Top of Study material

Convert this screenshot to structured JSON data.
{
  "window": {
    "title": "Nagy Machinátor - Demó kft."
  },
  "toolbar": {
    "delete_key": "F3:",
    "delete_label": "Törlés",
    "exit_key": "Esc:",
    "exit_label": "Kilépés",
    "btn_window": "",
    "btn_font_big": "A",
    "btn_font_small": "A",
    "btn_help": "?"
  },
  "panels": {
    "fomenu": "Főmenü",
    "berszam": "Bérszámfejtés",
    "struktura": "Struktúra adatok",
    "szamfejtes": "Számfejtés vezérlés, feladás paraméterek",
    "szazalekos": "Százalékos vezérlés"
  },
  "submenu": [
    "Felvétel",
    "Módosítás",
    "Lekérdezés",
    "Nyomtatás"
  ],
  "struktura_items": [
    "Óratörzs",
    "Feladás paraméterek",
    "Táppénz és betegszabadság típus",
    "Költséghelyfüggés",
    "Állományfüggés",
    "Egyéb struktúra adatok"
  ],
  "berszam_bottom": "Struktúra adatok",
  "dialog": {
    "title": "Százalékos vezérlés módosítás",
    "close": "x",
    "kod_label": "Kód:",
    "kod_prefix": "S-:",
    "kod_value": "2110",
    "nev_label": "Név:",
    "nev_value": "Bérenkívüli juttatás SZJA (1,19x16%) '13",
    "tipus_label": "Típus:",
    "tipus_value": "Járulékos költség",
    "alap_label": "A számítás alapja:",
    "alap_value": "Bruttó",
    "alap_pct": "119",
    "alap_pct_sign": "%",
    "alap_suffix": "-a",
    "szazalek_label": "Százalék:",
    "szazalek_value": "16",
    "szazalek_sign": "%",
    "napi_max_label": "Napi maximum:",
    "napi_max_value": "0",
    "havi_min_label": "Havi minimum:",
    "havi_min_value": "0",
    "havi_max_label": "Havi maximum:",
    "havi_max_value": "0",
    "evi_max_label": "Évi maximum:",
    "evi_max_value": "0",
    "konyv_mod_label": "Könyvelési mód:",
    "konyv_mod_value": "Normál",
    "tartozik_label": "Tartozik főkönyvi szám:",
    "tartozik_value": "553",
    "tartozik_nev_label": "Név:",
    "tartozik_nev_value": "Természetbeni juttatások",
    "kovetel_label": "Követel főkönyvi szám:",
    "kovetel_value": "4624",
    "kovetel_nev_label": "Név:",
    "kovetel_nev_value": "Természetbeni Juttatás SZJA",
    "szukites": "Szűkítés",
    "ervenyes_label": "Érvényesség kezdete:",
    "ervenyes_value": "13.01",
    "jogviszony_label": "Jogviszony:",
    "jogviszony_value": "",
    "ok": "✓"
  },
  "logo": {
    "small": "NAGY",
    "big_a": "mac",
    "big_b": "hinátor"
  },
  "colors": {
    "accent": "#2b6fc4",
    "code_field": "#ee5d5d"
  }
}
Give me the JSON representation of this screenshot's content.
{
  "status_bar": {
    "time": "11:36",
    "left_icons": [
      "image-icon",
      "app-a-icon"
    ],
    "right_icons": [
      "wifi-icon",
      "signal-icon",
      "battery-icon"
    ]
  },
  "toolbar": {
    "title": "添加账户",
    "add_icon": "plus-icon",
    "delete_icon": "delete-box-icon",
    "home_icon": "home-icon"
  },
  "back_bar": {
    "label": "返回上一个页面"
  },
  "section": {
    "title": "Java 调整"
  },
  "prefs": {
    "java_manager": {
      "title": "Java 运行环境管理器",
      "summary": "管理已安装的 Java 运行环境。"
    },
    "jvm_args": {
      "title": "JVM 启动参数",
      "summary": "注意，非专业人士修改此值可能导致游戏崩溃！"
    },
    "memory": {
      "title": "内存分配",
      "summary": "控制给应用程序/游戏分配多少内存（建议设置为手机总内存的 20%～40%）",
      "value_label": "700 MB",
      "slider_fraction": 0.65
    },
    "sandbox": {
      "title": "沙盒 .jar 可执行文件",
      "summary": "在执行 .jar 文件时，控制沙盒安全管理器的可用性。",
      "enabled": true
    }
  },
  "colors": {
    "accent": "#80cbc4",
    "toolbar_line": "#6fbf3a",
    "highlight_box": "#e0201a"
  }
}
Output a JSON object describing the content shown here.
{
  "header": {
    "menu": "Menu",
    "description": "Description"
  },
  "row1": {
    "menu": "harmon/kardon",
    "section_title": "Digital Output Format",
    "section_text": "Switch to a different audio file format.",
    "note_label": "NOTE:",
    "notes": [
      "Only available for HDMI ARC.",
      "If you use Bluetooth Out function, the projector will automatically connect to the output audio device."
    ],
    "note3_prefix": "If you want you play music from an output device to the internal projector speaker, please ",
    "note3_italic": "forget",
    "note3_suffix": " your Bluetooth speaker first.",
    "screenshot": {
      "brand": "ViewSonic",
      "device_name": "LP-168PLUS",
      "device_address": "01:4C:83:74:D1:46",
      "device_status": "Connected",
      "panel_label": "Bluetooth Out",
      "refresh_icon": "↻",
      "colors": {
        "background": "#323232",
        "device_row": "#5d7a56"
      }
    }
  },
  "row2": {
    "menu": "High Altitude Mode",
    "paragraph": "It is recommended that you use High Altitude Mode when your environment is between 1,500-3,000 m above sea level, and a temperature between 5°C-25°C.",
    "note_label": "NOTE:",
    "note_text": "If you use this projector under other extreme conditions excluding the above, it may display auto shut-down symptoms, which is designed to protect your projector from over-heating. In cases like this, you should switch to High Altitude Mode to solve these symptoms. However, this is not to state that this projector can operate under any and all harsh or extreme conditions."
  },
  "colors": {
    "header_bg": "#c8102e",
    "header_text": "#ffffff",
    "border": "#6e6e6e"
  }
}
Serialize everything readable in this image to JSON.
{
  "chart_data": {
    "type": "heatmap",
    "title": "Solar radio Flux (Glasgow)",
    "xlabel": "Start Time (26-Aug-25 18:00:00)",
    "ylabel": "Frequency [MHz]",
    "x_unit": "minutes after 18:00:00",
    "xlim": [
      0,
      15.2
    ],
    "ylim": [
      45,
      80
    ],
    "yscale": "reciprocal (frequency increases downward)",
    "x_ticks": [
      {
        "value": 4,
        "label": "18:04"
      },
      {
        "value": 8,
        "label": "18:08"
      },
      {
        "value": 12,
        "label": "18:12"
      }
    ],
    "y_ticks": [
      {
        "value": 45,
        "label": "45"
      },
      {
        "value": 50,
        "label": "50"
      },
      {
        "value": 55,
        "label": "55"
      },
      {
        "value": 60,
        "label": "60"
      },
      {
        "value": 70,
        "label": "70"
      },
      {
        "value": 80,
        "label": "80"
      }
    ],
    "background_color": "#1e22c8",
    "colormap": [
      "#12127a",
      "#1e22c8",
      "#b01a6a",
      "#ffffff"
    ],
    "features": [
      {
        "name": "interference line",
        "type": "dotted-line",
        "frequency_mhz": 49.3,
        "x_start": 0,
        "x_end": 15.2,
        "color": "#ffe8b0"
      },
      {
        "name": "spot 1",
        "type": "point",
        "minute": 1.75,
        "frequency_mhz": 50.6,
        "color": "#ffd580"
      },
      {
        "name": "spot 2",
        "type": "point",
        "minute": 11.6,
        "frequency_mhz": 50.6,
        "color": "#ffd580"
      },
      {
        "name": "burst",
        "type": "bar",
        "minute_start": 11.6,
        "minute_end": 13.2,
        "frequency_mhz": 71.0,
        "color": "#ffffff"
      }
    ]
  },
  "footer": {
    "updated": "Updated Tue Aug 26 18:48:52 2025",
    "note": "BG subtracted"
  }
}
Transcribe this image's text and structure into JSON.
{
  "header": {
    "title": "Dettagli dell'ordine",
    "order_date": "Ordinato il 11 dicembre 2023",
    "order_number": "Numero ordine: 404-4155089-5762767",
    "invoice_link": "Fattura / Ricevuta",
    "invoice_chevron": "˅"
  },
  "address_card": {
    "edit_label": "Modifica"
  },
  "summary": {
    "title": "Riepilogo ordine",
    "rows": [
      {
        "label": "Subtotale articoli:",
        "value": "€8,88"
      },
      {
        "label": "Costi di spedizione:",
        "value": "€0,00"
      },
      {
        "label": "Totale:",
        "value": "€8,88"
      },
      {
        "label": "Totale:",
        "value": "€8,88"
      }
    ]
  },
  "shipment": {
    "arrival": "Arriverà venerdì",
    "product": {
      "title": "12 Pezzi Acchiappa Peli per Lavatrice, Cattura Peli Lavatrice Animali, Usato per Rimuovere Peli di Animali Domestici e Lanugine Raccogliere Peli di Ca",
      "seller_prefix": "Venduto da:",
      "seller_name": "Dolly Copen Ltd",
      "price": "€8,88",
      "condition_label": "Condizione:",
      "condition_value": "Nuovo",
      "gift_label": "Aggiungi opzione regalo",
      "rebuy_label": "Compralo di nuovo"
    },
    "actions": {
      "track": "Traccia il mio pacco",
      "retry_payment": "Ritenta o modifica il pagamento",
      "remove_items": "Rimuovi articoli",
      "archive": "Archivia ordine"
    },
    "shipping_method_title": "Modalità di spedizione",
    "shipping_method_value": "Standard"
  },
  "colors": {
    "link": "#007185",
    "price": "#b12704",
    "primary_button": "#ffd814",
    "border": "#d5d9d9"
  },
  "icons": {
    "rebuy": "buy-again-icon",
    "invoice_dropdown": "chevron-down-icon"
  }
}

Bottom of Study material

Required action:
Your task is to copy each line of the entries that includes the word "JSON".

The answer:
Convert this screenshot to structured JSON data.
Give me the JSON representation of this screenshot's content.
Output a JSON object describing the content shown here.
Serialize everything readable in this image to JSON.
Transcribe this image's text and structure into JSON.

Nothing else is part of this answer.